##### Listed entries

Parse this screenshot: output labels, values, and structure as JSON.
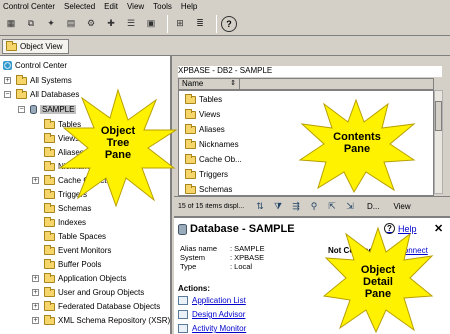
{
  "menu": [
    "Control Center",
    "Selected",
    "Edit",
    "View",
    "Tools",
    "Help"
  ],
  "tab": {
    "label": "Object View"
  },
  "tree": {
    "root": "Control Center",
    "all_systems": "All Systems",
    "all_databases": "All Databases",
    "database": "SAMPLE",
    "items": [
      "Tables",
      "Views",
      "Aliases",
      "Nicknames",
      "Cache Objects",
      "Triggers",
      "Schemas",
      "Indexes",
      "Table Spaces",
      "Event Monitors",
      "Buffer Pools",
      "Application Objects",
      "User and Group Objects",
      "Federated Database Objects",
      "XML Schema Repository (XSR)"
    ]
  },
  "contents": {
    "path": "XPBASE - DB2 - SAMPLE",
    "column": "Name",
    "items": [
      "Tables",
      "Views",
      "Aliases",
      "Nicknames",
      "Cache Ob...",
      "Triggers",
      "Schemas"
    ],
    "count_text": "15 of 15 items displ...",
    "default_btn": "D...",
    "view_btn": "View"
  },
  "detail": {
    "title": "Database - SAMPLE",
    "help": "Help",
    "close": "✕",
    "props": [
      {
        "key": "Alias name",
        "value": ": SAMPLE"
      },
      {
        "key": "System",
        "value": ": XPBASE"
      },
      {
        "key": "Type",
        "value": ": Local"
      }
    ],
    "status": "Not Connec",
    "connect": "Connect",
    "actions_label": "Actions:",
    "actions": [
      "Application List",
      "Design Advisor",
      "Activity Monitor"
    ]
  },
  "callouts": {
    "tree": "Object\nTree\nPane",
    "contents": "Contents\nPane",
    "detail": "Object\nDetail\nPane"
  },
  "colors": {
    "burst_fill": "#fff200",
    "burst_stroke": "#b8a000",
    "link": "#0000cc"
  }
}
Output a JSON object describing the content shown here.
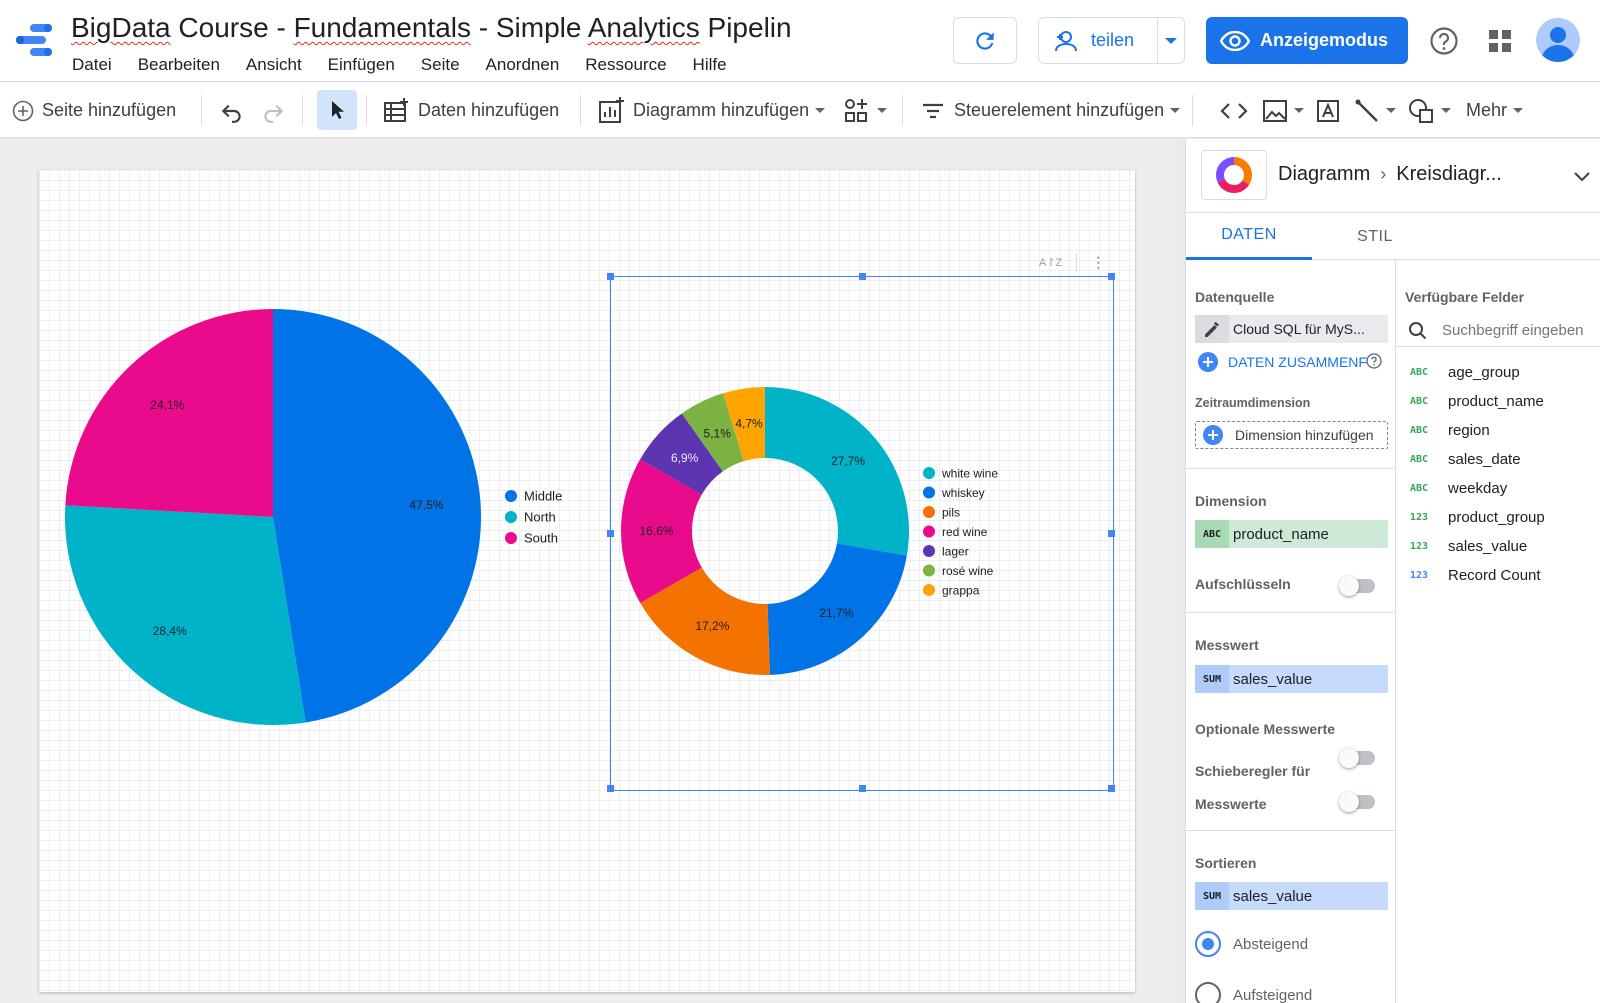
{
  "header": {
    "title_parts": [
      "BigData",
      " Course - ",
      "Fundamentals",
      " - Simple ",
      "Analytics",
      " Pipelin"
    ],
    "menu": [
      "Datei",
      "Bearbeiten",
      "Ansicht",
      "Einfügen",
      "Seite",
      "Anordnen",
      "Ressource",
      "Hilfe"
    ],
    "share_label": "teilen",
    "view_mode_label": "Anzeigemodus"
  },
  "toolbar": {
    "add_page": "Seite hinzufügen",
    "add_data": "Daten hinzufügen",
    "add_chart": "Diagramm hinzufügen",
    "add_control": "Steuerelement hinzufügen",
    "more": "Mehr"
  },
  "chart_data": [
    {
      "type": "pie",
      "categories": [
        "Middle",
        "North",
        "South"
      ],
      "values": [
        47.5,
        28.4,
        24.1
      ],
      "labels": [
        "47,5%",
        "28,4%",
        "24,1%"
      ],
      "colors": [
        "#0073e6",
        "#00b3c8",
        "#ea0b8c"
      ],
      "legend": "right"
    },
    {
      "type": "pie",
      "donut": true,
      "categories": [
        "white wine",
        "whiskey",
        "pils",
        "red wine",
        "lager",
        "rosé wine",
        "grappa"
      ],
      "values": [
        27.7,
        21.7,
        17.2,
        16.6,
        6.9,
        5.1,
        4.7
      ],
      "labels": [
        "27,7%",
        "21,7%",
        "17,2%",
        "16,6%",
        "6,9%",
        "5,1%",
        "4,7%"
      ],
      "colors": [
        "#00b3c8",
        "#0073e6",
        "#f47200",
        "#ea0b8c",
        "#5e35b1",
        "#7cb342",
        "#ffa400"
      ],
      "legend": "right"
    }
  ],
  "panel": {
    "crumb_root": "Diagramm",
    "crumb_leaf": "Kreisdiagr...",
    "tabs": [
      "DATEN",
      "STIL"
    ],
    "datasource_label": "Datenquelle",
    "datasource_value": "Cloud SQL für MyS...",
    "blend_label": "DATEN ZUSAMMENFÜ",
    "daterange_label": "Zeitraumdimension",
    "add_dimension": "Dimension hinzufügen",
    "dimension_label": "Dimension",
    "dimension_tag": "ABC",
    "dimension_value": "product_name",
    "drilldown_label": "Aufschlüsseln",
    "metric_label": "Messwert",
    "metric_tag": "SUM",
    "metric_value": "sales_value",
    "optional_metrics_label": "Optionale Messwerte",
    "metric_slider_label_1": "Schieberegler für",
    "metric_slider_label_2": "Messwerte",
    "sort_label": "Sortieren",
    "sort_tag": "SUM",
    "sort_value": "sales_value",
    "sort_desc": "Absteigend",
    "sort_asc": "Aufsteigend",
    "available_fields_label": "Verfügbare Felder",
    "search_placeholder": "Suchbegriff eingeben",
    "fields": [
      {
        "type": "ABC",
        "name": "age_group"
      },
      {
        "type": "ABC",
        "name": "product_name"
      },
      {
        "type": "ABC",
        "name": "region"
      },
      {
        "type": "ABC",
        "name": "sales_date"
      },
      {
        "type": "ABC",
        "name": "weekday"
      },
      {
        "type": "123",
        "name": "product_group"
      },
      {
        "type": "123",
        "name": "sales_value"
      },
      {
        "type": "123",
        "name": "Record Count"
      }
    ]
  }
}
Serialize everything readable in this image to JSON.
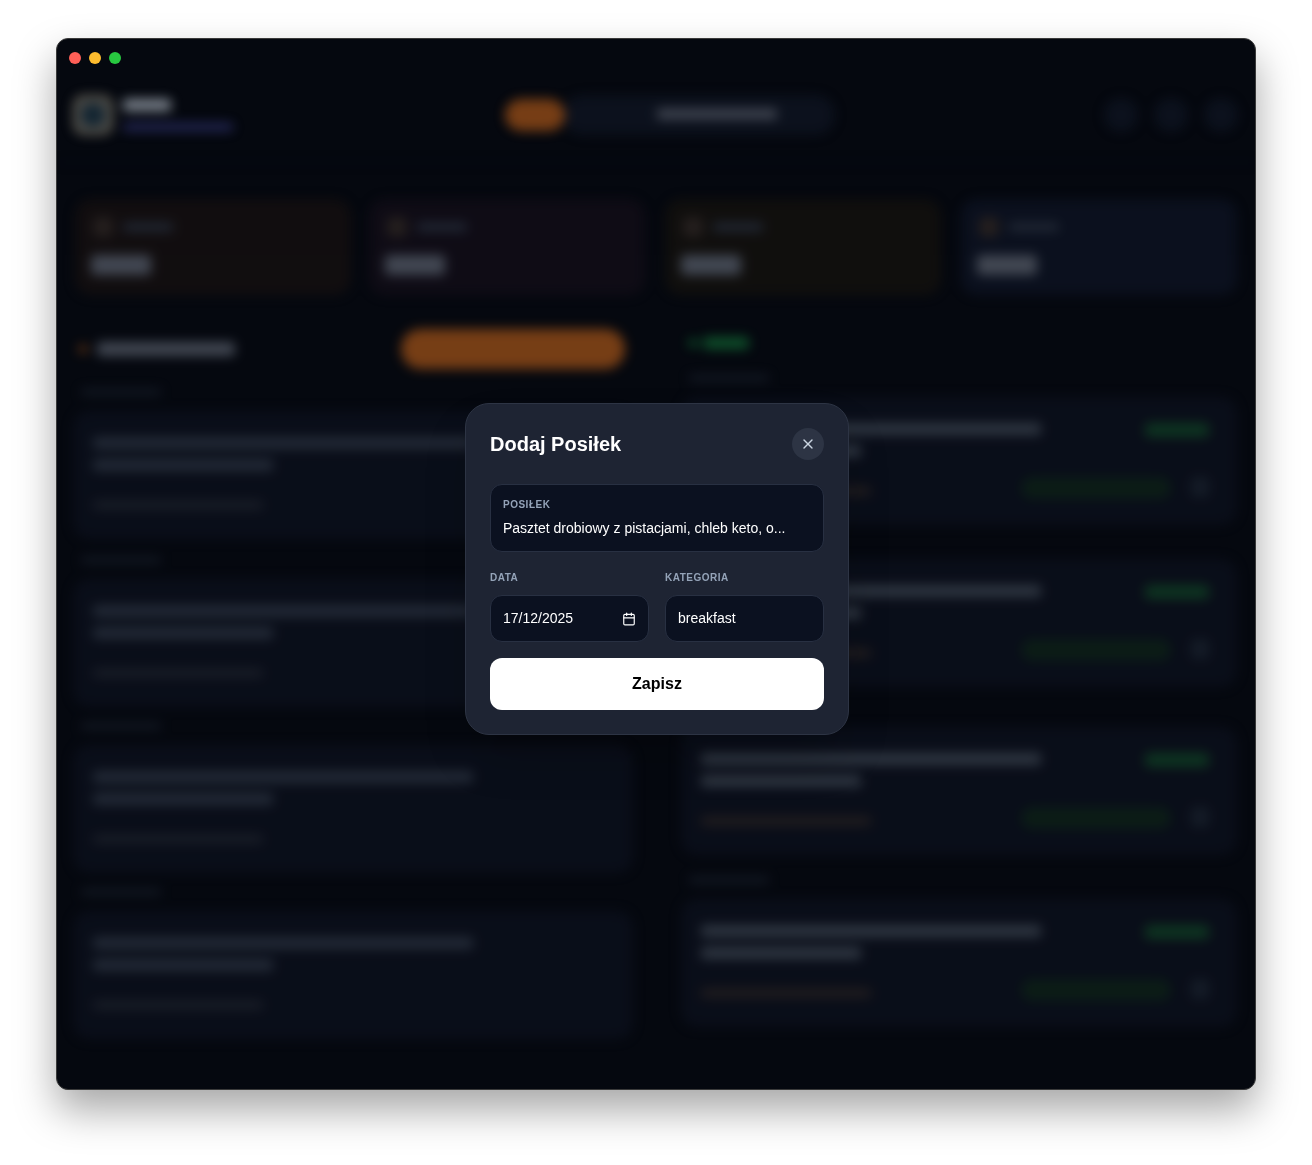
{
  "dialog": {
    "title": "Dodaj Posiłek",
    "meal_field": {
      "label": "POSIŁEK",
      "value": "Pasztet drobiowy z pistacjami, chleb keto, o..."
    },
    "date_field": {
      "label": "DATA",
      "value": "17/12/2025"
    },
    "category_field": {
      "label": "KATEGORIA",
      "value": "breakfast"
    },
    "save_button": "Zapisz"
  }
}
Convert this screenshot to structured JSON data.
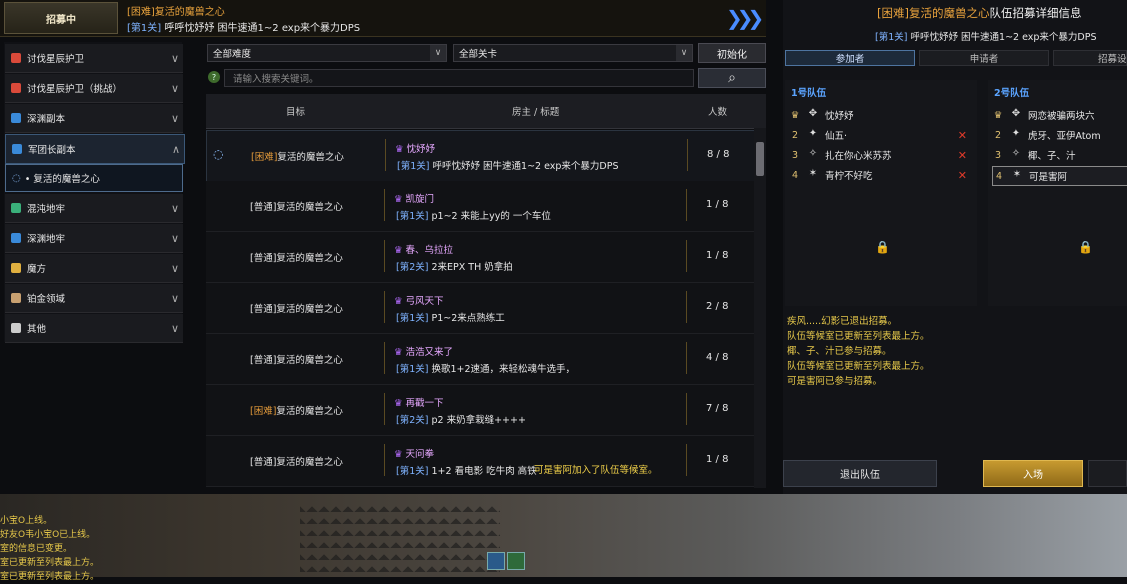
{
  "banner": {
    "badge": "招募中",
    "title": "[困难]复活的魔兽之心",
    "sub_tag": "[第1关]",
    "sub_text": "呼呼忱妤妤 困牛速通1~2 exp来个暴力DPS",
    "chevron": "❯❯❯"
  },
  "sidebar": {
    "items": [
      {
        "label": "讨伐星辰护卫",
        "color": "#d94a3a",
        "arrow": "∨"
      },
      {
        "label": "讨伐星辰护卫（挑战）",
        "color": "#d94a3a",
        "arrow": "∨"
      },
      {
        "label": "深渊副本",
        "color": "#3a8ad9",
        "arrow": "∨"
      },
      {
        "label": "军团长副本",
        "color": "#3a8ad9",
        "arrow": "∧"
      },
      {
        "label": "混沌地牢",
        "color": "#3ab07a",
        "arrow": "∨"
      },
      {
        "label": "深渊地牢",
        "color": "#3a8ad9",
        "arrow": "∨"
      },
      {
        "label": "魔方",
        "color": "#e0b040",
        "arrow": "∨"
      },
      {
        "label": "铂金领域",
        "color": "#c8a070",
        "arrow": "∨"
      },
      {
        "label": "其他",
        "color": "#cccccc",
        "arrow": "∨"
      }
    ],
    "sub_item": "• 复活的魔兽之心"
  },
  "filters": {
    "difficulty": "全部难度",
    "stage": "全部关卡",
    "init_label": "初始化",
    "search_placeholder": "请输入搜索关键词。",
    "dropdown_glyph": "∨",
    "help_glyph": "?",
    "search_glyph": "⌕"
  },
  "table": {
    "headers": {
      "goal": "目标",
      "host": "房主 / 标题",
      "count": "人数"
    },
    "rows": [
      {
        "diff": "[困难]",
        "goal": "复活的魔兽之心",
        "host": "忱妤妤",
        "tag": "[第1关]",
        "title": "呼呼忱妤妤 困牛速通1~2 exp来个暴力DPS",
        "count": "8 / 8",
        "selected": true
      },
      {
        "diff": "[普通]",
        "goal": "复活的魔兽之心",
        "host": "凯旋门",
        "tag": "[第1关]",
        "title": "p1~2 来能上yy的 一个车位",
        "count": "1 / 8"
      },
      {
        "diff": "[普通]",
        "goal": "复活的魔兽之心",
        "host": "春、乌拉拉",
        "tag": "[第2关]",
        "title": "2来EPX TH 奶拿拍",
        "count": "1 / 8"
      },
      {
        "diff": "[普通]",
        "goal": "复活的魔兽之心",
        "host": "弓风天下",
        "tag": "[第1关]",
        "title": "P1~2来点熟练工",
        "count": "2 / 8"
      },
      {
        "diff": "[普通]",
        "goal": "复活的魔兽之心",
        "host": "浩浩又来了",
        "tag": "[第1关]",
        "title": "换歌1+2速通，来轻松魂牛选手，",
        "count": "4 / 8"
      },
      {
        "diff": "[困难]",
        "goal": "复活的魔兽之心",
        "host": "再戳一下",
        "tag": "[第2关]",
        "title": "p2 来奶拿栽缝++++",
        "count": "7 / 8"
      },
      {
        "diff": "[普通]",
        "goal": "复活的魔兽之心",
        "host": "天问拳",
        "tag": "[第1关]",
        "title": "1+2 看电影 吃牛肉 高铁",
        "count": "1 / 8"
      }
    ]
  },
  "toast": "可是害阿加入了队伍等候室。",
  "detail": {
    "title_hl": "[困难]复活的魔兽之心",
    "title_rest": "队伍招募详细信息",
    "sub_tag": "[第1关]",
    "sub_text": "呼呼忱妤妤 困牛速通1~2 exp来个暴力DPS",
    "tabs": [
      "参加者",
      "申请者",
      "招募设"
    ],
    "party1": {
      "label": "1号队伍",
      "members": [
        {
          "num": "♛",
          "name": "忱妤妤",
          "cls": "✥",
          "kick": ""
        },
        {
          "num": "2",
          "name": "仙五·",
          "cls": "✦",
          "kick": "✕"
        },
        {
          "num": "3",
          "name": "扎在你心米苏苏",
          "cls": "✧",
          "kick": "✕"
        },
        {
          "num": "4",
          "name": "青柠不好吃",
          "cls": "✶",
          "kick": "✕"
        }
      ]
    },
    "party2": {
      "label": "2号队伍",
      "members": [
        {
          "num": "♛",
          "name": "网恋被骗两块六",
          "cls": "✥",
          "kick": ""
        },
        {
          "num": "2",
          "name": "虎牙、亚伊Atom",
          "cls": "✦",
          "kick": ""
        },
        {
          "num": "3",
          "name": "椰、子、汁",
          "cls": "✧",
          "kick": ""
        },
        {
          "num": "4",
          "name": "可是害阿",
          "cls": "✶",
          "kick": ""
        }
      ]
    },
    "lock_glyph": "🔒",
    "log": [
      "疾风.....幻影已退出招募。",
      "队伍等候室已更新至列表最上方。",
      "椰、子、汁已参与招募。",
      "队伍等候室已更新至列表最上方。",
      "可是害阿已参与招募。"
    ],
    "leave_label": "退出队伍",
    "enter_label": "入场"
  },
  "chat": [
    "小宝O上线。",
    "好友O韦小宝O已上线。",
    "室的信息已变更。",
    "室已更新至列表最上方。",
    "室已更新至列表最上方。"
  ]
}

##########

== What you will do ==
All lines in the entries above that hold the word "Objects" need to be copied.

== Answer section ==
      "Cache Objects",
      "Application Objects",
      "User and Group Objects",
      "Federated Database Objects",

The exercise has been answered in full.